unbuttoned

[uhn-buht-nd]

Origin of unbuttoned

1575–85; unbutton + -ed2 or un-1 + buttoned

unbutton

[uhn-buht-n]
verb (used with object)
  1. to free (buttons) from buttonholes; unfasten or undo.
  2. to unfasten by or as if by unbuttoning: to unbutton a jacket.
  3. to disclose (one's feelings, thoughts, etc.) after deliberate or prolonged silence.
verb (used without object)
  1. to unfasten a button or one's buttons.

Origin of unbutton

First recorded in 1275–1325, unbutton is from the Middle English word unbotenen. See un-2, button
Dictionary.com Unabridged Based on the Random House Unabridged Dictionary, © Random House, Inc. 2018

Related Words for unbuttoned

loose, open, undo

Examples from the Web for unbuttoned

Contemporary Examples of unbuttoned

Historical Examples of unbuttoned

  • She unbuttoned the mackintosh and spread it on the bar of the plough and sat down.

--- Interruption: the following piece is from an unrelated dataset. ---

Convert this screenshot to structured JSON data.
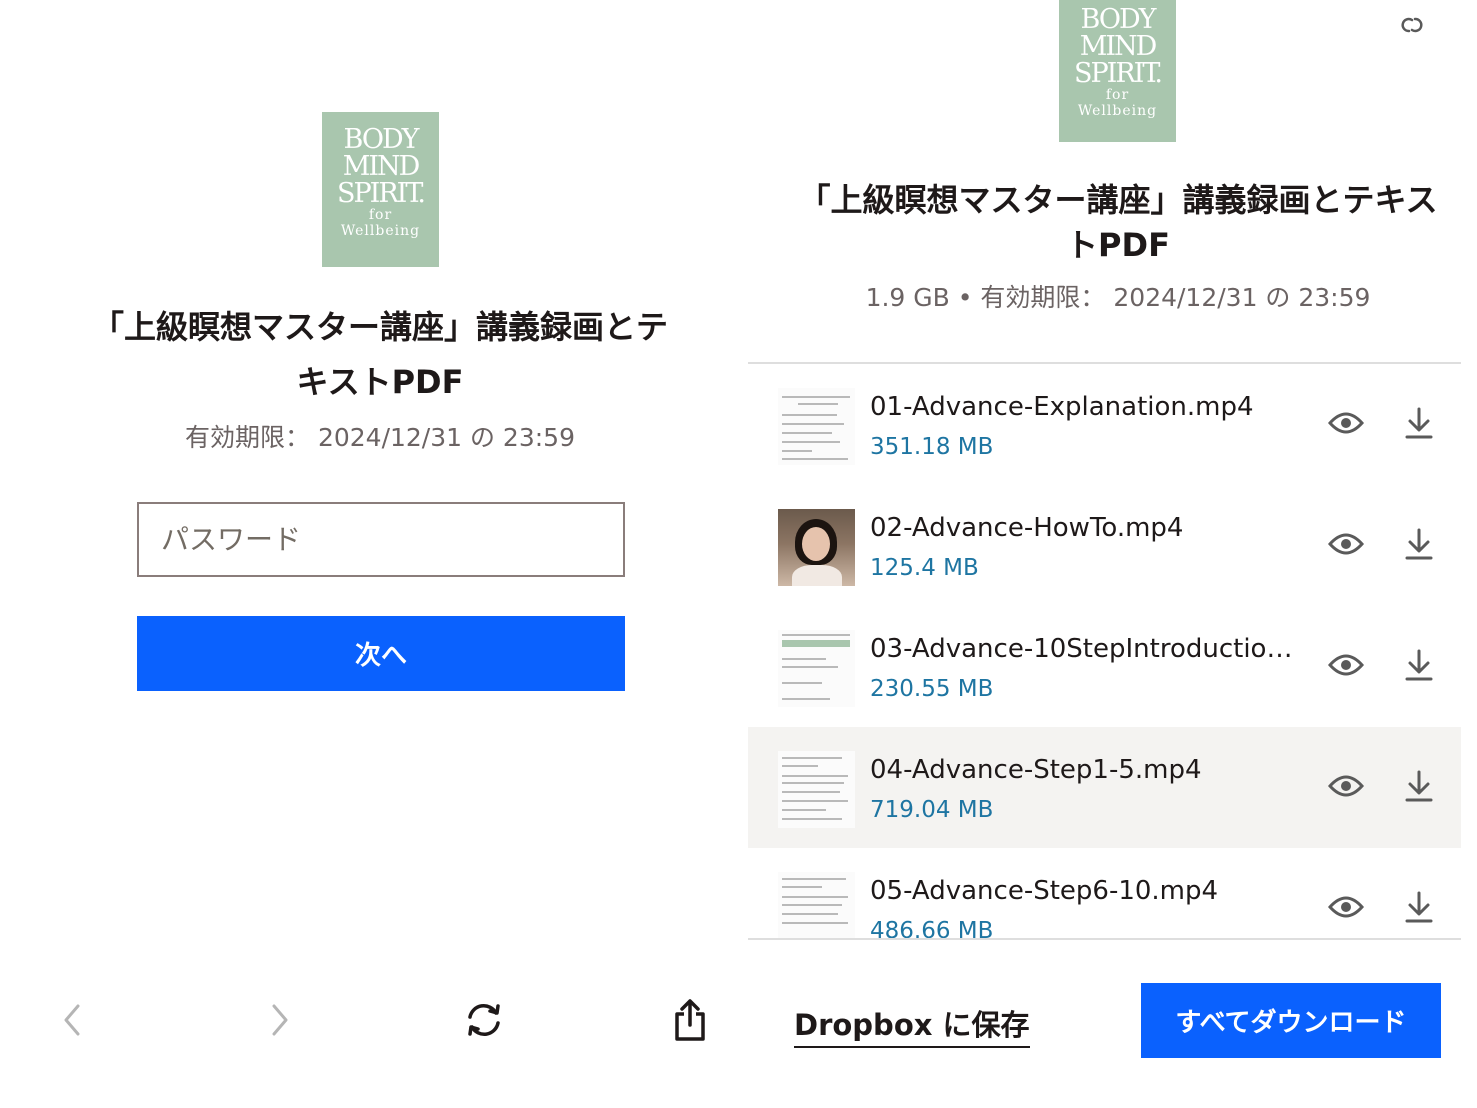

  • The men had unbuttoned their waistcoats, the ladies were wiping their faces with their napkins.

    L'Assommoir

    Emile Zola

  • Thorpe unbuttoned his overcoat, laid aside his hat, and seated himself.

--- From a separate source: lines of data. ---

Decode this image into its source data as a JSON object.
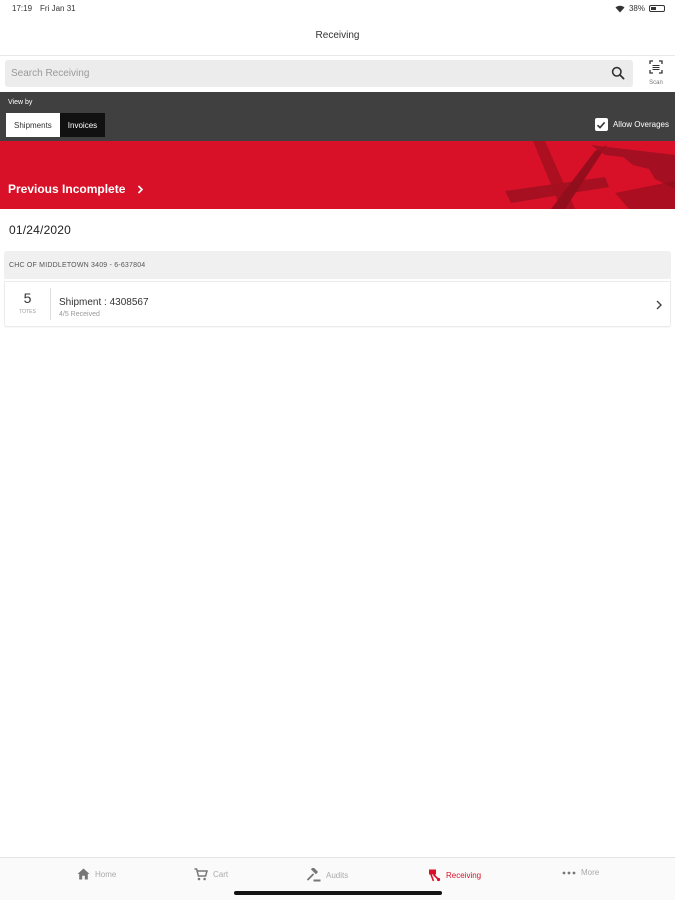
{
  "status": {
    "time": "17:19",
    "date": "Fri Jan 31",
    "battery": "38%",
    "battery_level": 0.38
  },
  "header": {
    "title": "Receiving"
  },
  "search": {
    "placeholder": "Search Receiving",
    "scan_label": "Scan"
  },
  "filter": {
    "view_by_label": "View by",
    "options": [
      "Shipments",
      "Invoices"
    ],
    "selected": "Shipments",
    "allow_overages_label": "Allow Overages",
    "allow_overages_checked": true
  },
  "banner": {
    "text": "Previous Incomplete"
  },
  "date_heading": "01/24/2020",
  "group": {
    "header": "CHC OF MIDDLETOWN 3409 - 6-637804",
    "shipments": [
      {
        "tote_count": "5",
        "tote_unit": "TOTES",
        "title": "Shipment : 4308567",
        "subtitle": "4/5 Received"
      }
    ]
  },
  "tabs": [
    {
      "label": "Home",
      "icon": "home-icon"
    },
    {
      "label": "Cart",
      "icon": "cart-icon"
    },
    {
      "label": "Audits",
      "icon": "gavel-icon"
    },
    {
      "label": "Receiving",
      "icon": "receiving-icon",
      "active": true
    },
    {
      "label": "More",
      "icon": "more-icon"
    }
  ],
  "colors": {
    "brand_red": "#d81128",
    "filter_bar": "#404040",
    "inactive_segment": "#111111"
  }
}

    The Market-Place

    Harold Frederic

  • A drab sack-coat of alpaca hung, unbuttoned, down to his knees.

    Lord Jim

    Joseph Conrad

  • His shirt was unbuttoned, and, by the candle-light, I saw the hollow of his throat.

    Tales of Unrest

    Joseph Conrad


British Dictionary definitions for unbuttoned

unbuttoned

adjective
  1. with buttons not fastened
  2. informal uninhibited; unrestrainedhours of unbuttoned self-revelation

unbutton

verb
  1. to undo by unfastening (the buttons) of (a garment)
  2. informal to release or relax (oneself, tension, etc)
Collins English Dictionary - Complete & Unabridged 2012 Digital Edition © William Collins Sons & Co. Ltd. 1979, 1986 © HarperCollins Publishers 1998, 2000, 2003, 2005, 2006, 2007, 2009, 2012

Word Origin and History for unbuttoned

unbutton

v.

early 14c., from un- (2) "opposite of" + button (v.). Related: Unbuttoned; unbuttoning.

Online Etymology Dictionary, © 2010 Douglas Harper